**WHAT YOU HAVE TO DO**
Pictures excluded, return every entry exactly, please.
[[ EXTRACTED DATA, beginning ]]
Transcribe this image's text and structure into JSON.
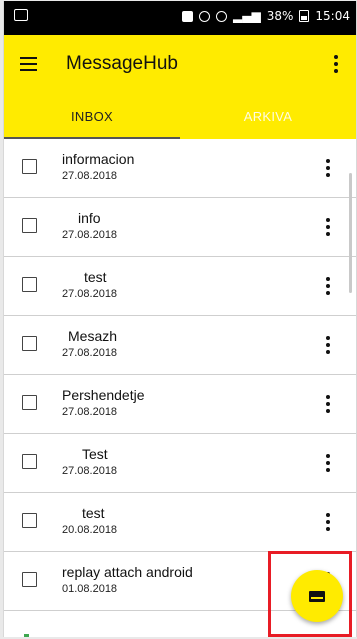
{
  "status_bar": {
    "battery": "38%",
    "time": "15:04"
  },
  "app_bar": {
    "title": "MessageHub"
  },
  "tabs": [
    {
      "label": "INBOX"
    },
    {
      "label": "ARKIVA"
    }
  ],
  "messages": [
    {
      "subject": "informacion",
      "date": "27.08.2018"
    },
    {
      "subject": "info",
      "date": "27.08.2018"
    },
    {
      "subject": "test",
      "date": "27.08.2018"
    },
    {
      "subject": "Mesazh",
      "date": "27.08.2018"
    },
    {
      "subject": "Pershendetje",
      "date": "27.08.2018"
    },
    {
      "subject": "Test",
      "date": "27.08.2018"
    },
    {
      "subject": "test",
      "date": "20.08.2018"
    },
    {
      "subject": "replay attach android",
      "date": "01.08.2018"
    }
  ],
  "colors": {
    "accent": "#ffeb00",
    "highlight": "#e81c25"
  }
}
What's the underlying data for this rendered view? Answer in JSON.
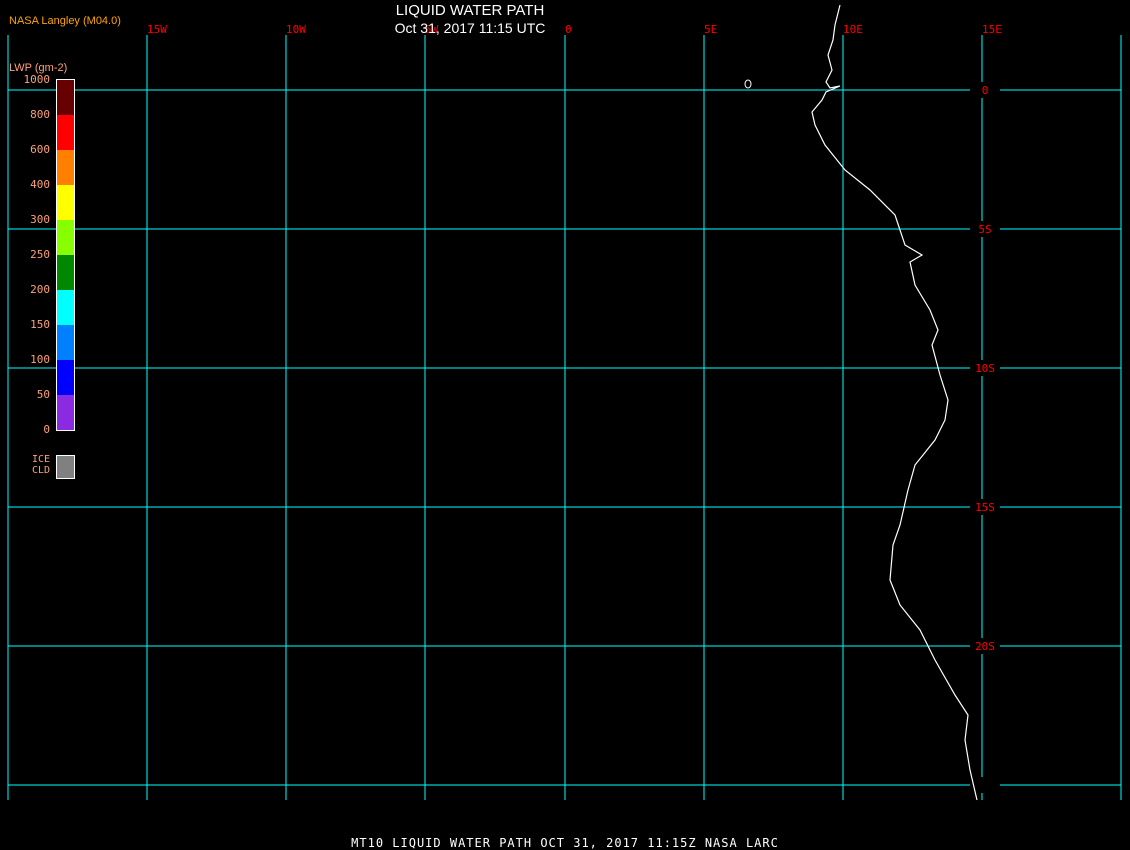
{
  "header": {
    "title": "LIQUID WATER PATH",
    "datetime": "Oct 31, 2017 11:15 UTC",
    "source": "NASA Langley (M04.0)"
  },
  "map": {
    "longitude_labels": [
      "15W",
      "10W",
      "5W",
      "0",
      "5E",
      "10E",
      "15E"
    ],
    "latitude_labels": [
      "0",
      "5S",
      "10S",
      "15S",
      "20S"
    ],
    "grid_color": "#00ffff",
    "label_color": "#ff0000",
    "coastline_color": "#ffffff",
    "background": "#000000"
  },
  "legend": {
    "title": "LWP (gm-2)",
    "ticks": [
      "1000",
      "800",
      "600",
      "400",
      "300",
      "250",
      "200",
      "150",
      "100",
      "50",
      "0"
    ],
    "colors": [
      "#660000",
      "#ff0000",
      "#ff8000",
      "#ffff00",
      "#88ff00",
      "#008800",
      "#00ffff",
      "#0080ff",
      "#0000ff",
      "#8a2be2"
    ],
    "ice_label_1": "ICE",
    "ice_label_2": "CLD",
    "ice_color": "#808080"
  },
  "footer": {
    "text": "MT10  LIQUID WATER PATH   OCT 31, 2017 11:15Z   NASA LARC"
  }
}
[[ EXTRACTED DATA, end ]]
**YOUR RESPONSE**
Transcribe this image's text and structure into JSON.
{
  "status_bar": {
    "battery": "38%",
    "time": "15:04"
  },
  "app_bar": {
    "title": "MessageHub"
  },
  "tabs": [
    {
      "label": "INBOX"
    },
    {
      "label": "ARKIVA"
    }
  ],
  "messages": [
    {
      "subject": "informacion",
      "date": "27.08.2018"
    },
    {
      "subject": "info",
      "date": "27.08.2018"
    },
    {
      "subject": "test",
      "date": "27.08.2018"
    },
    {
      "subject": "Mesazh",
      "date": "27.08.2018"
    },
    {
      "subject": "Pershendetje",
      "date": "27.08.2018"
    },
    {
      "subject": "Test",
      "date": "27.08.2018"
    },
    {
      "subject": "test",
      "date": "20.08.2018"
    },
    {
      "subject": "replay attach android",
      "date": "01.08.2018"
    }
  ],
  "colors": {
    "accent": "#ffeb00",
    "highlight": "#e81c25"
  }
}
What's the underlying data for this rendered view? Answer in JSON.
{
  "header": {
    "title": "LIQUID WATER PATH",
    "datetime": "Oct 31, 2017 11:15 UTC",
    "source": "NASA Langley (M04.0)"
  },
  "map": {
    "longitude_labels": [
      "15W",
      "10W",
      "5W",
      "0",
      "5E",
      "10E",
      "15E"
    ],
    "latitude_labels": [
      "0",
      "5S",
      "10S",
      "15S",
      "20S"
    ],
    "grid_color": "#00ffff",
    "label_color": "#ff0000",
    "coastline_color": "#ffffff",
    "background": "#000000"
  },
  "legend": {
    "title": "LWP (gm-2)",
    "ticks": [
      "1000",
      "800",
      "600",
      "400",
      "300",
      "250",
      "200",
      "150",
      "100",
      "50",
      "0"
    ],
    "colors": [
      "#660000",
      "#ff0000",
      "#ff8000",
      "#ffff00",
      "#88ff00",
      "#008800",
      "#00ffff",
      "#0080ff",
      "#0000ff",
      "#8a2be2"
    ],
    "ice_label_1": "ICE",
    "ice_label_2": "CLD",
    "ice_color": "#808080"
  },
  "footer": {
    "text": "MT10  LIQUID WATER PATH   OCT 31, 2017 11:15Z   NASA LARC"
  }
}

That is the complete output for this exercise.